- _What is required_
Copy every line that contains the string "JSON" from the entries below.

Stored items
• • • • • • •

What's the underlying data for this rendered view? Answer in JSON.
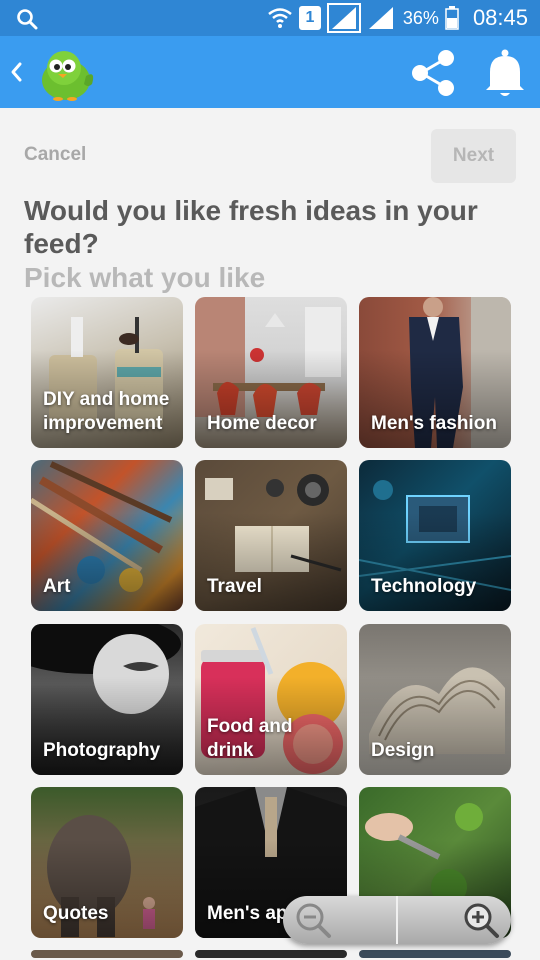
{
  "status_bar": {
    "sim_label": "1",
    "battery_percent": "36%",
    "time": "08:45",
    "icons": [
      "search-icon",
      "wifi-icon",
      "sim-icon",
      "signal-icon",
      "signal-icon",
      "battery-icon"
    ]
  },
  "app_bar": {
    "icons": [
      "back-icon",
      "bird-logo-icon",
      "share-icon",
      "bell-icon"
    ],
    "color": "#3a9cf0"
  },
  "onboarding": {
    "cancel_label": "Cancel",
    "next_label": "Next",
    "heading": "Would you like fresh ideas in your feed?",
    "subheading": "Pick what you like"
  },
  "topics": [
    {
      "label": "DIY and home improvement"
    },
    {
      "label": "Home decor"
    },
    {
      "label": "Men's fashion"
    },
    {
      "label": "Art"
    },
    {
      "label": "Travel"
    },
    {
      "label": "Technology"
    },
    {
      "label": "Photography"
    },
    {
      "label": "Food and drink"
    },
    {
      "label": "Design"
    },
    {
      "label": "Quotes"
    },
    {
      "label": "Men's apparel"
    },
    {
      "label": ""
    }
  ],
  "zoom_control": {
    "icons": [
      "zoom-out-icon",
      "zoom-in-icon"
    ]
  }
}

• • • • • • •

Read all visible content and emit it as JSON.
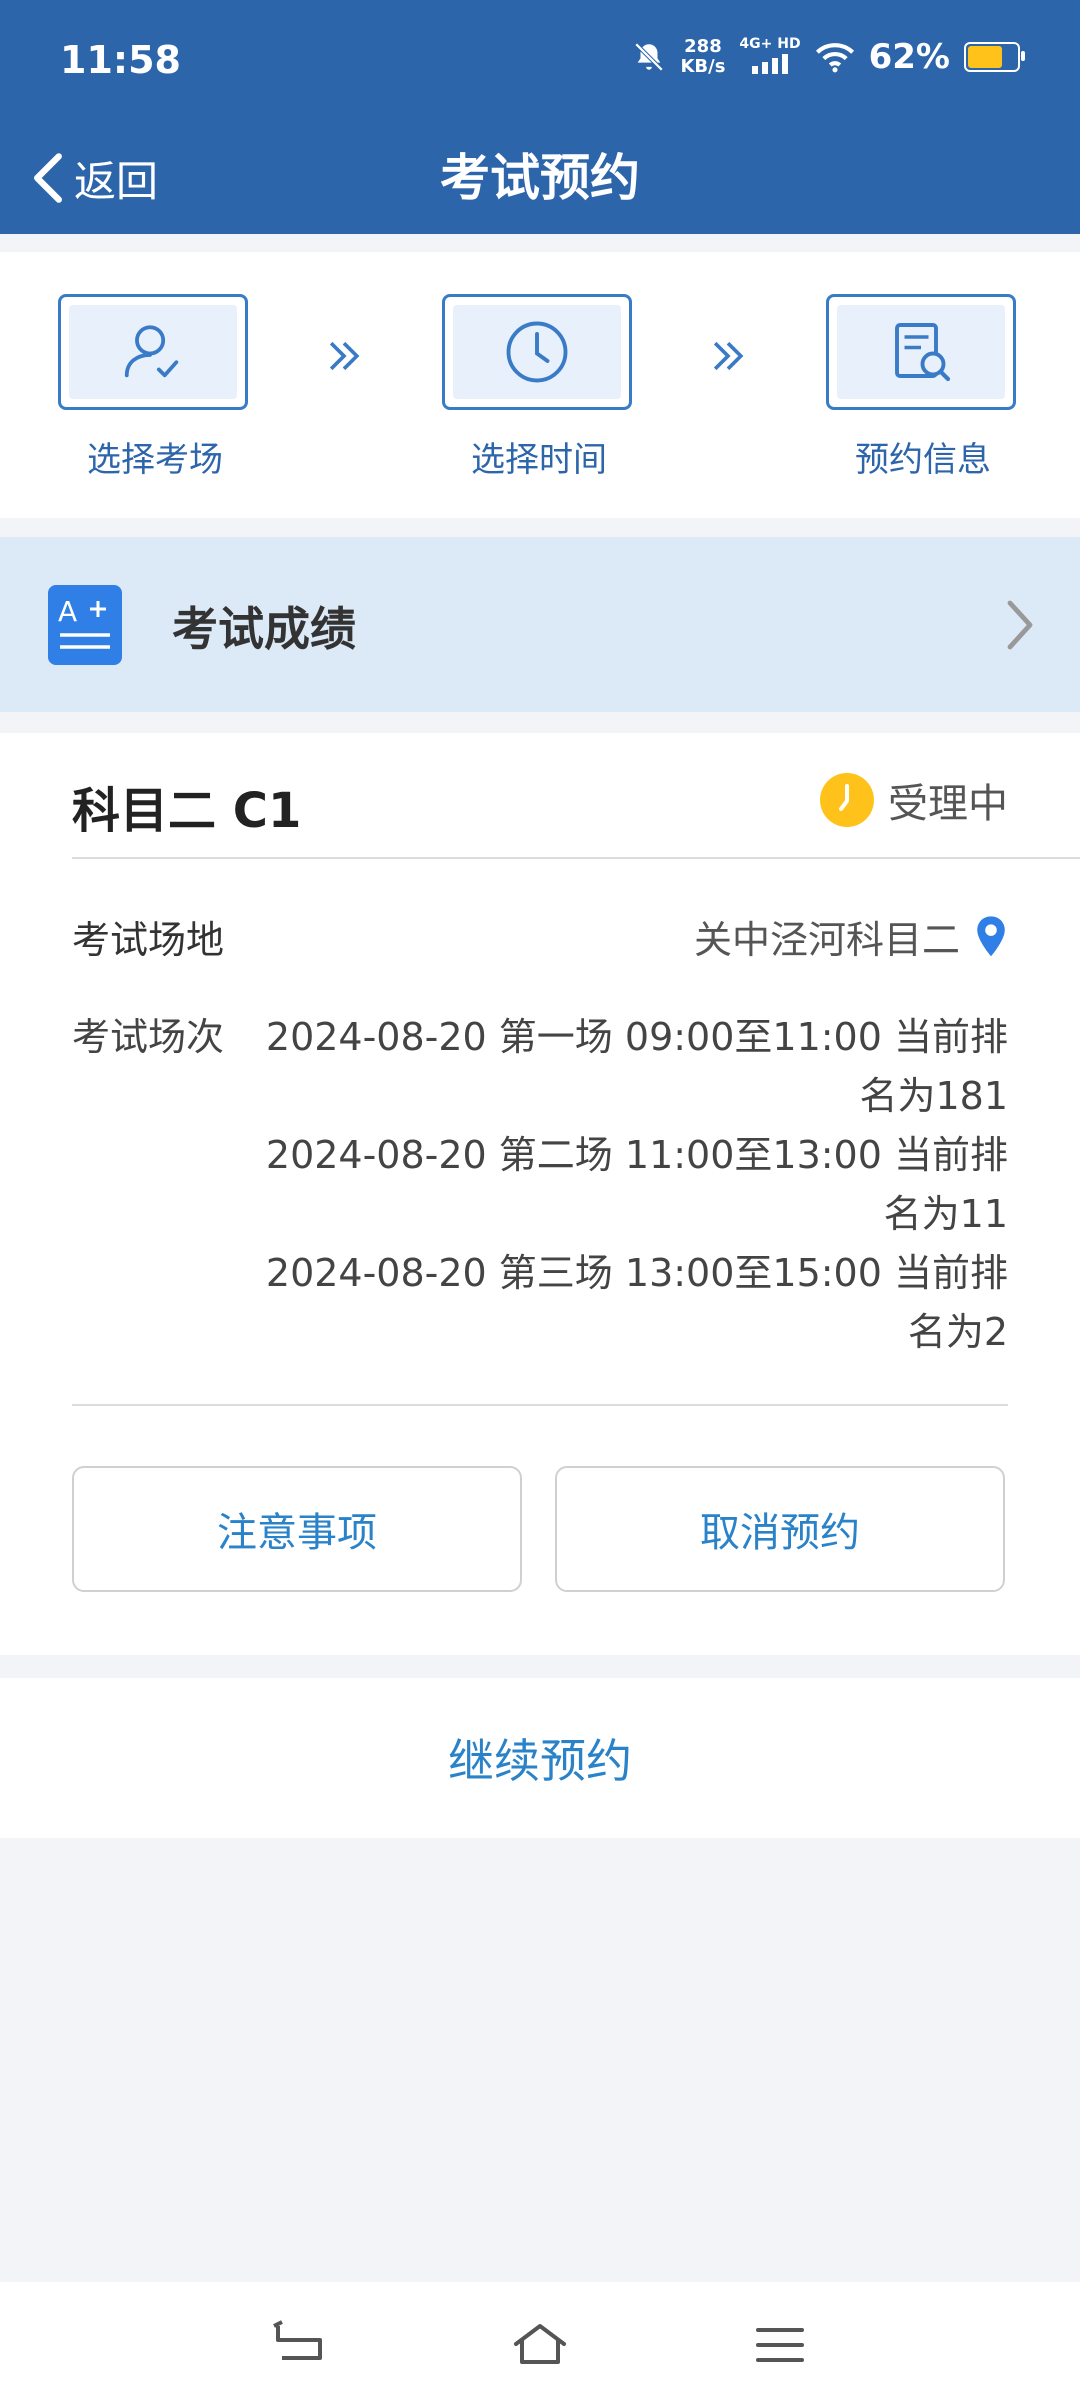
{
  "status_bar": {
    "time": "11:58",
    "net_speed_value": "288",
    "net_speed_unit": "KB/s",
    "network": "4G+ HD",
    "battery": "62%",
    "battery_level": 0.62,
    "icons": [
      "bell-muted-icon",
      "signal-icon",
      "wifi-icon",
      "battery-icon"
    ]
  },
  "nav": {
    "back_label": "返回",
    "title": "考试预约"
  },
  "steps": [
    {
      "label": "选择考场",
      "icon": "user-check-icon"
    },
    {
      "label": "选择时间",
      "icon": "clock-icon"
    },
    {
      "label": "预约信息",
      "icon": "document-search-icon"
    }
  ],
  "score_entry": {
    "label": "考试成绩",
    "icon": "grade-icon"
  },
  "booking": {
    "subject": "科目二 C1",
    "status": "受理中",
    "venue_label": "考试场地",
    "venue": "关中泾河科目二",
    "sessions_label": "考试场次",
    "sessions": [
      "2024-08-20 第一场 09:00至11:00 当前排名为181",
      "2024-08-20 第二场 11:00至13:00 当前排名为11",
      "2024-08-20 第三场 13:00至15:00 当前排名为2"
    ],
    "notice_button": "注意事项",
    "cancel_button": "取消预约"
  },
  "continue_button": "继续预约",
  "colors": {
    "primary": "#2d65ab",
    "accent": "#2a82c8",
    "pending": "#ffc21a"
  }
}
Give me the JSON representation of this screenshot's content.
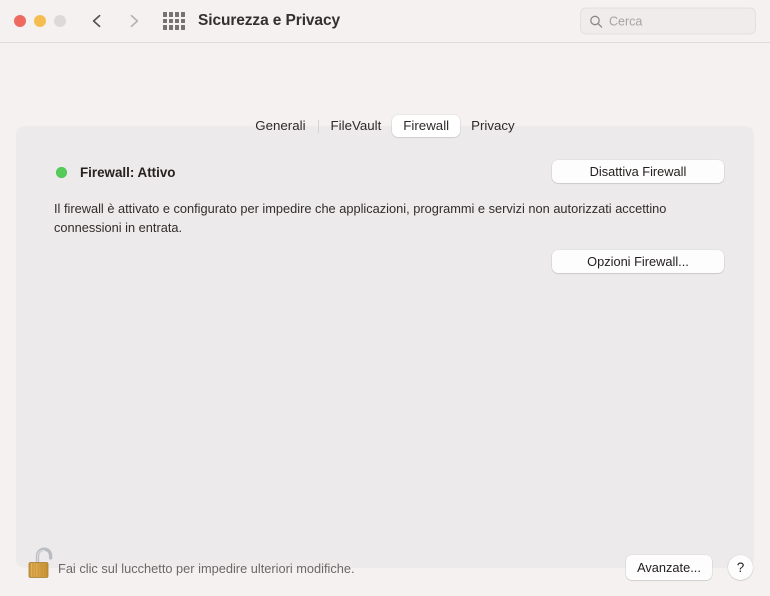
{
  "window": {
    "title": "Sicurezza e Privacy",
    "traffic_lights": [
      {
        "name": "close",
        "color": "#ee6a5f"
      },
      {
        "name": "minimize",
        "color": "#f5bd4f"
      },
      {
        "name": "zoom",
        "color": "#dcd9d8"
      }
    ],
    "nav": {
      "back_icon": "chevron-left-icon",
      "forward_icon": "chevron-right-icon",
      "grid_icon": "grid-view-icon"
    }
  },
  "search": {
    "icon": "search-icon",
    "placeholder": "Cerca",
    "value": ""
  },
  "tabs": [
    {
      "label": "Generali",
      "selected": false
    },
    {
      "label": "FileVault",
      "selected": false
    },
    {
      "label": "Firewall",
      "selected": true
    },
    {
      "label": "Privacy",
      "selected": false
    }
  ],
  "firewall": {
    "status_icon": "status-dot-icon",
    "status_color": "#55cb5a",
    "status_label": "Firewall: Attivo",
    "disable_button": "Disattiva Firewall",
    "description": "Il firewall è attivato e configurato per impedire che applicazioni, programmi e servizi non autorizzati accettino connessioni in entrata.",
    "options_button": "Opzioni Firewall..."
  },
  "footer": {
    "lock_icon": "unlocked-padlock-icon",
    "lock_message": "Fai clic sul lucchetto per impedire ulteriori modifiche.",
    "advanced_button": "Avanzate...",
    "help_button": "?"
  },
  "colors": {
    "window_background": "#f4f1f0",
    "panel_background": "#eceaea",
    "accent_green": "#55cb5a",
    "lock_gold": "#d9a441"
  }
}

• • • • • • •

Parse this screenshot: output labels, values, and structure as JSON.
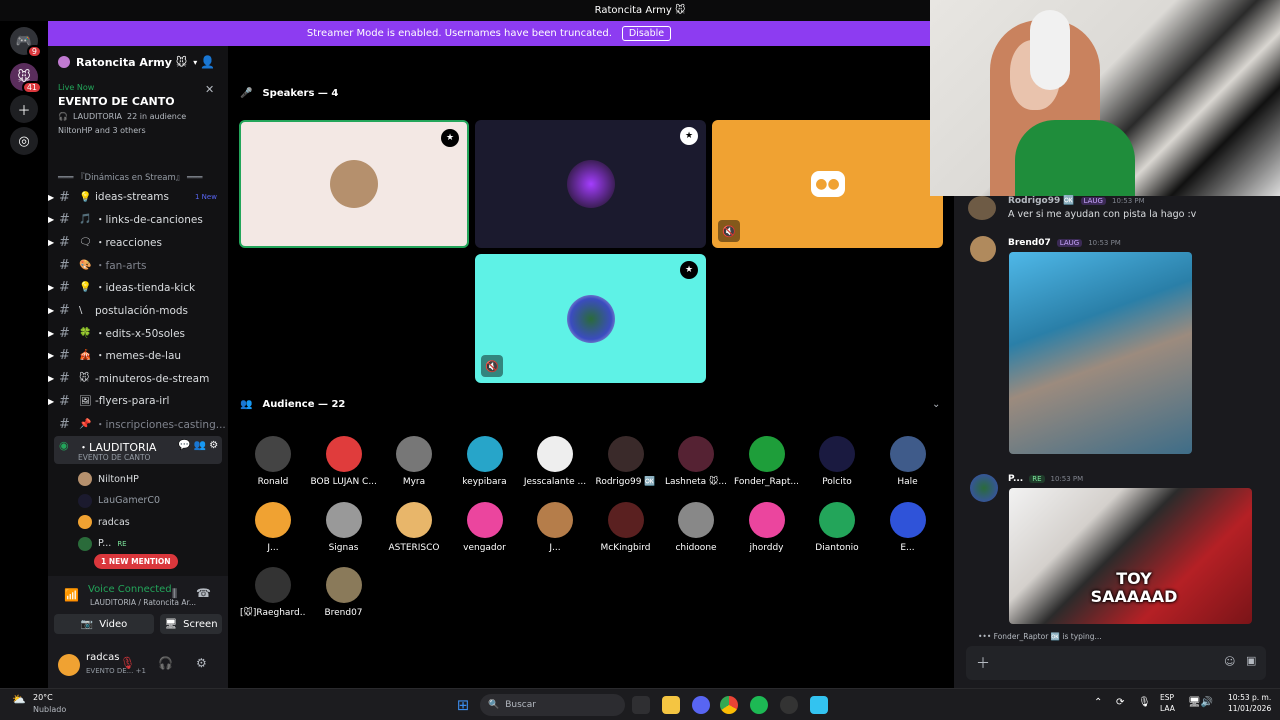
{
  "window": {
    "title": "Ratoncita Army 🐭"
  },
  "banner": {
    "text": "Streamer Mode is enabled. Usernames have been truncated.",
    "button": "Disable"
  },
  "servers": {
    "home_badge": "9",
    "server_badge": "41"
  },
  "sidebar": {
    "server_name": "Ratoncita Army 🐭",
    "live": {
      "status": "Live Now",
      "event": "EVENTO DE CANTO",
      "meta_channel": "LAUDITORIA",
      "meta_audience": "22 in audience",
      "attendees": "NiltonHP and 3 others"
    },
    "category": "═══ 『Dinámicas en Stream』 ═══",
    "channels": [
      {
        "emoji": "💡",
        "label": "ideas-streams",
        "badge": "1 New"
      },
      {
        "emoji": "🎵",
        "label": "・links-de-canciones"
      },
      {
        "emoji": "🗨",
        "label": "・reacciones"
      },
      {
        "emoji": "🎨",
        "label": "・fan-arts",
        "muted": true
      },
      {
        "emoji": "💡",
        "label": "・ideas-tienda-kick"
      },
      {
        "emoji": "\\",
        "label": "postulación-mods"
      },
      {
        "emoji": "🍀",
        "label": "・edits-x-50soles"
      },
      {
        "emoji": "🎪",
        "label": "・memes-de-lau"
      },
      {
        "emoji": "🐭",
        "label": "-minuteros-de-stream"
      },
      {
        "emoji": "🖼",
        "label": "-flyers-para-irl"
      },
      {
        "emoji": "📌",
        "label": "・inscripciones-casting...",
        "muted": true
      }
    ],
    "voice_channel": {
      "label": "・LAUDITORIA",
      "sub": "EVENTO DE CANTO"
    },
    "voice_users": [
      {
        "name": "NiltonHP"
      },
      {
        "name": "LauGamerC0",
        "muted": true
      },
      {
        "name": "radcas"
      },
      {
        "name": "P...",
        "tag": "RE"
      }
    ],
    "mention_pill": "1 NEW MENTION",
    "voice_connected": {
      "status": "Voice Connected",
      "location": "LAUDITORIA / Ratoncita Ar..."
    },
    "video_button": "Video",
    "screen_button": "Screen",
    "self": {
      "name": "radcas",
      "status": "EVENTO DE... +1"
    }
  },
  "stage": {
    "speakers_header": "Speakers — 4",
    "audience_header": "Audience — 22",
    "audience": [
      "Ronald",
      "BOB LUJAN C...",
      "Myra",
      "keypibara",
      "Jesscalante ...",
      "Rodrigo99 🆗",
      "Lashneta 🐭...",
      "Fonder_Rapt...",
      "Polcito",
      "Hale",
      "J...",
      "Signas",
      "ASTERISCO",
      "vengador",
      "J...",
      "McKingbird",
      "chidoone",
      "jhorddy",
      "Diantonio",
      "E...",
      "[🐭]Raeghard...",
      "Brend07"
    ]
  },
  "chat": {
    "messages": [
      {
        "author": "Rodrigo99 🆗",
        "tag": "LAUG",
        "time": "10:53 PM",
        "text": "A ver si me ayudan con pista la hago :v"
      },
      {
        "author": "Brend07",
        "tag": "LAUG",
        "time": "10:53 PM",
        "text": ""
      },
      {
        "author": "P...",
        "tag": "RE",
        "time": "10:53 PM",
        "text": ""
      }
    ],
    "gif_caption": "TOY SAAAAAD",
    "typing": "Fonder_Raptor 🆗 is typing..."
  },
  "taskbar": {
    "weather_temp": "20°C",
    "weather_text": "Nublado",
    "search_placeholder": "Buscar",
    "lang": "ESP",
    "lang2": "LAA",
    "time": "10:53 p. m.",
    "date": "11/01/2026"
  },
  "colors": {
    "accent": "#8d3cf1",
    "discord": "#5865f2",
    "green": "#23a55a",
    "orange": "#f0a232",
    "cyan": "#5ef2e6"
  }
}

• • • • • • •

- _Exercise response_
What's the underlying data for this rendered view? Answer in JSON.
Read all visible content and emit it as JSON.
Give me the JSON representation of this screenshot's content.
Parse this screenshot: output labels, values, and structure as JSON.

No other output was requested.